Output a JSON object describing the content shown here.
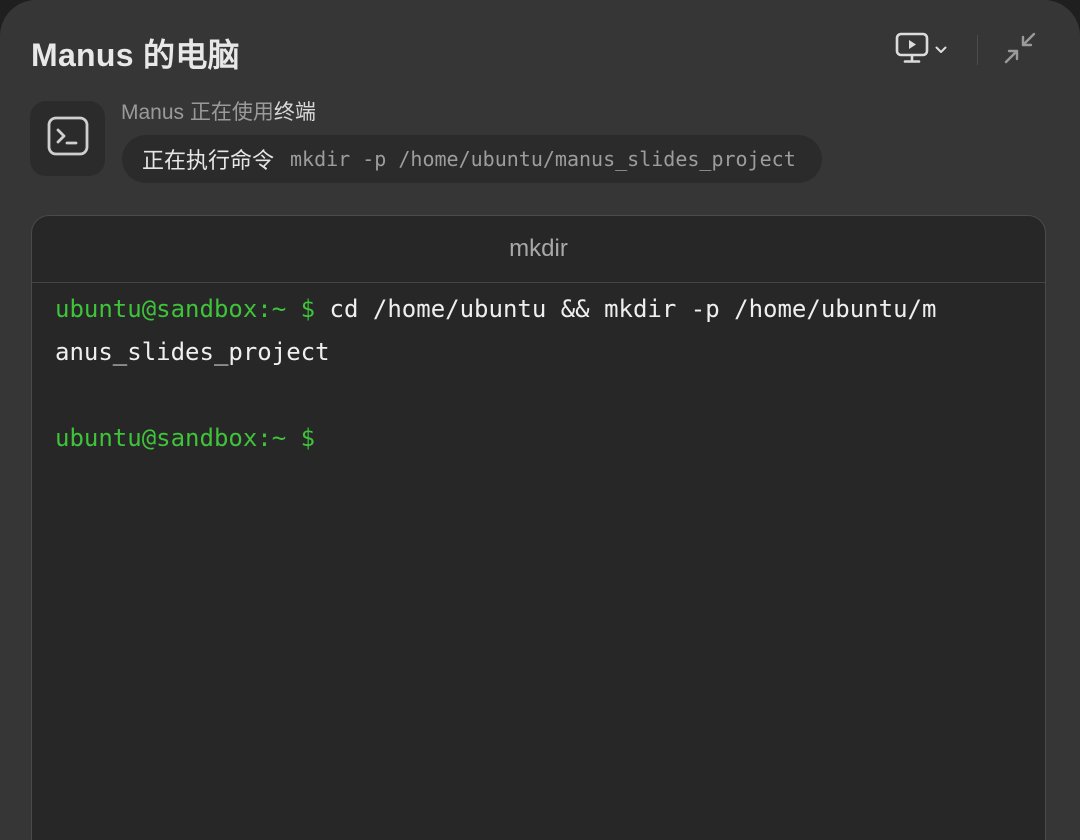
{
  "window": {
    "title": "Manus 的电脑",
    "icons": {
      "screen": "monitor-play-icon",
      "dropdown": "chevron-down-icon",
      "shrink": "shrink-icon"
    }
  },
  "status": {
    "icon": "terminal-icon",
    "prefix": "Manus 正在使用",
    "tool": "终端",
    "command_label": "正在执行命令",
    "command": "mkdir -p /home/ubuntu/manus_slides_project"
  },
  "terminal": {
    "title": "mkdir",
    "prompt": "ubuntu@sandbox:~",
    "dollar": "$",
    "lines": [
      {
        "command_part1": "cd /home/ubuntu && mkdir -p /home/ubuntu/m",
        "command_part2": "anus_slides_project"
      }
    ]
  },
  "colors": {
    "panel_bg": "#363637",
    "terminal_bg": "#272727",
    "prompt_green": "#3ec33a",
    "text_light": "#e8e8e8"
  }
}
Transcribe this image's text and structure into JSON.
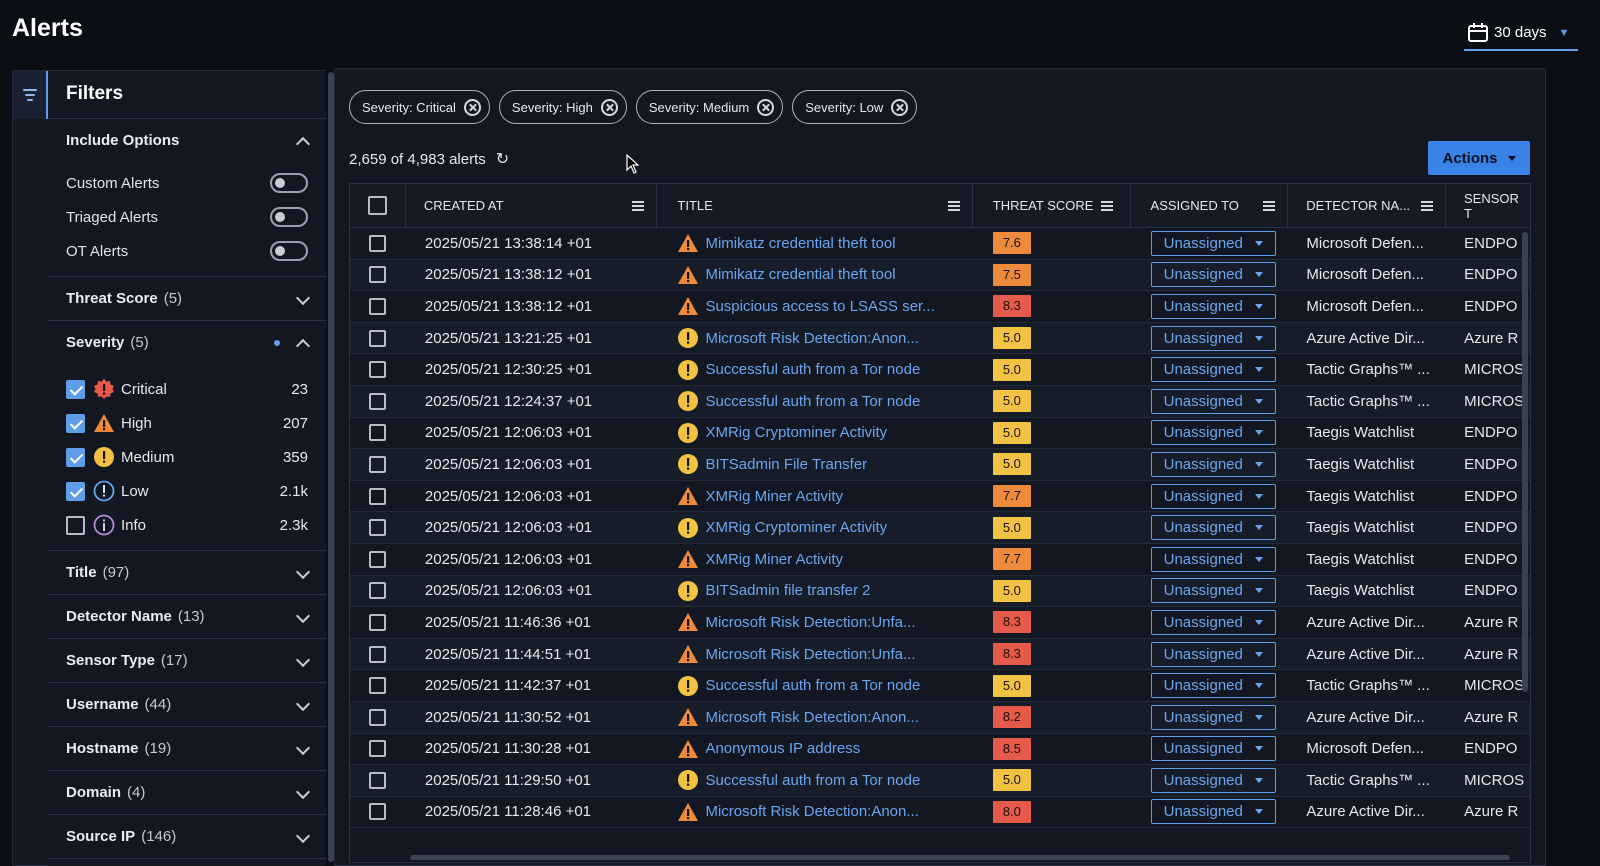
{
  "header": {
    "title": "Alerts",
    "date_range": "30 days"
  },
  "filters": {
    "title": "Filters",
    "include_options": {
      "label": "Include Options",
      "options": [
        {
          "label": "Custom Alerts",
          "on": false
        },
        {
          "label": "Triaged Alerts",
          "on": false
        },
        {
          "label": "OT Alerts",
          "on": false
        }
      ]
    },
    "threat_score": {
      "label": "Threat Score",
      "count": "(5)"
    },
    "severity": {
      "label": "Severity",
      "count": "(5)",
      "items": [
        {
          "label": "Critical",
          "count": "23",
          "checked": true,
          "icon": "critical-icon"
        },
        {
          "label": "High",
          "count": "207",
          "checked": true,
          "icon": "high-icon"
        },
        {
          "label": "Medium",
          "count": "359",
          "checked": true,
          "icon": "medium-icon"
        },
        {
          "label": "Low",
          "count": "2.1k",
          "checked": true,
          "icon": "low-icon"
        },
        {
          "label": "Info",
          "count": "2.3k",
          "checked": false,
          "icon": "info-icon"
        }
      ]
    },
    "sections": [
      {
        "label": "Title",
        "count": "(97)"
      },
      {
        "label": "Detector Name",
        "count": "(13)"
      },
      {
        "label": "Sensor Type",
        "count": "(17)"
      },
      {
        "label": "Username",
        "count": "(44)"
      },
      {
        "label": "Hostname",
        "count": "(19)"
      },
      {
        "label": "Domain",
        "count": "(4)"
      },
      {
        "label": "Source IP",
        "count": "(146)"
      }
    ]
  },
  "chips": [
    "Severity: Critical",
    "Severity: High",
    "Severity: Medium",
    "Severity: Low"
  ],
  "summary": "2,659 of 4,983 alerts",
  "actions_label": "Actions",
  "table": {
    "columns": [
      "CREATED AT",
      "TITLE",
      "THREAT SCORE",
      "ASSIGNED TO",
      "DETECTOR NA...",
      "SENSOR T"
    ],
    "rows": [
      {
        "created": "2025/05/21 13:38:14 +01",
        "sev": "high",
        "title": "Mimikatz credential theft tool",
        "score": "7.6",
        "assigned": "Unassigned",
        "detector": "Microsoft Defen...",
        "sensor": "ENDPO"
      },
      {
        "created": "2025/05/21 13:38:12 +01",
        "sev": "high",
        "title": "Mimikatz credential theft tool",
        "score": "7.5",
        "assigned": "Unassigned",
        "detector": "Microsoft Defen...",
        "sensor": "ENDPO"
      },
      {
        "created": "2025/05/21 13:38:12 +01",
        "sev": "high",
        "title": "Suspicious access to LSASS ser...",
        "score": "8.3",
        "assigned": "Unassigned",
        "detector": "Microsoft Defen...",
        "sensor": "ENDPO"
      },
      {
        "created": "2025/05/21 13:21:25 +01",
        "sev": "medium",
        "title": "Microsoft Risk Detection:Anon...",
        "score": "5.0",
        "assigned": "Unassigned",
        "detector": "Azure Active Dir...",
        "sensor": "Azure R"
      },
      {
        "created": "2025/05/21 12:30:25 +01",
        "sev": "medium",
        "title": "Successful auth from a Tor node",
        "score": "5.0",
        "assigned": "Unassigned",
        "detector": "Tactic Graphs™ ...",
        "sensor": "MICROS"
      },
      {
        "created": "2025/05/21 12:24:37 +01",
        "sev": "medium",
        "title": "Successful auth from a Tor node",
        "score": "5.0",
        "assigned": "Unassigned",
        "detector": "Tactic Graphs™ ...",
        "sensor": "MICROS"
      },
      {
        "created": "2025/05/21 12:06:03 +01",
        "sev": "medium",
        "title": "XMRig Cryptominer Activity",
        "score": "5.0",
        "assigned": "Unassigned",
        "detector": "Taegis Watchlist",
        "sensor": "ENDPO"
      },
      {
        "created": "2025/05/21 12:06:03 +01",
        "sev": "medium",
        "title": "BITSadmin File Transfer",
        "score": "5.0",
        "assigned": "Unassigned",
        "detector": "Taegis Watchlist",
        "sensor": "ENDPO"
      },
      {
        "created": "2025/05/21 12:06:03 +01",
        "sev": "high",
        "title": "XMRig Miner Activity",
        "score": "7.7",
        "assigned": "Unassigned",
        "detector": "Taegis Watchlist",
        "sensor": "ENDPO"
      },
      {
        "created": "2025/05/21 12:06:03 +01",
        "sev": "medium",
        "title": "XMRig Cryptominer Activity",
        "score": "5.0",
        "assigned": "Unassigned",
        "detector": "Taegis Watchlist",
        "sensor": "ENDPO"
      },
      {
        "created": "2025/05/21 12:06:03 +01",
        "sev": "high",
        "title": "XMRig Miner Activity",
        "score": "7.7",
        "assigned": "Unassigned",
        "detector": "Taegis Watchlist",
        "sensor": "ENDPO"
      },
      {
        "created": "2025/05/21 12:06:03 +01",
        "sev": "medium",
        "title": "BITSadmin file transfer 2",
        "score": "5.0",
        "assigned": "Unassigned",
        "detector": "Taegis Watchlist",
        "sensor": "ENDPO"
      },
      {
        "created": "2025/05/21 11:46:36 +01",
        "sev": "high",
        "title": "Microsoft Risk Detection:Unfa...",
        "score": "8.3",
        "assigned": "Unassigned",
        "detector": "Azure Active Dir...",
        "sensor": "Azure R"
      },
      {
        "created": "2025/05/21 11:44:51 +01",
        "sev": "high",
        "title": "Microsoft Risk Detection:Unfa...",
        "score": "8.3",
        "assigned": "Unassigned",
        "detector": "Azure Active Dir...",
        "sensor": "Azure R"
      },
      {
        "created": "2025/05/21 11:42:37 +01",
        "sev": "medium",
        "title": "Successful auth from a Tor node",
        "score": "5.0",
        "assigned": "Unassigned",
        "detector": "Tactic Graphs™ ...",
        "sensor": "MICROS"
      },
      {
        "created": "2025/05/21 11:30:52 +01",
        "sev": "high",
        "title": "Microsoft Risk Detection:Anon...",
        "score": "8.2",
        "assigned": "Unassigned",
        "detector": "Azure Active Dir...",
        "sensor": "Azure R"
      },
      {
        "created": "2025/05/21 11:30:28 +01",
        "sev": "high",
        "title": "Anonymous IP address",
        "score": "8.5",
        "assigned": "Unassigned",
        "detector": "Microsoft Defen...",
        "sensor": "ENDPO"
      },
      {
        "created": "2025/05/21 11:29:50 +01",
        "sev": "medium",
        "title": "Successful auth from a Tor node",
        "score": "5.0",
        "assigned": "Unassigned",
        "detector": "Tactic Graphs™ ...",
        "sensor": "MICROS"
      },
      {
        "created": "2025/05/21 11:28:46 +01",
        "sev": "high",
        "title": "Microsoft Risk Detection:Anon...",
        "score": "8.0",
        "assigned": "Unassigned",
        "detector": "Azure Active Dir...",
        "sensor": "Azure R"
      }
    ]
  },
  "colors": {
    "accent": "#5e9ee8",
    "link": "#6aa6f0",
    "score_high": "#ee8a3c",
    "score_critical": "#e65a4c",
    "score_medium": "#f2c244",
    "background": "#0b0e15",
    "panel": "#121722"
  }
}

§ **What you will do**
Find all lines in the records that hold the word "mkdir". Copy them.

§ **Reply to the task**
    "command": "mkdir -p /home/ubuntu/manus_slides_project"
    "title": "mkdir",
        "command_part1": "cd /home/ubuntu && mkdir -p /home/ubuntu/m",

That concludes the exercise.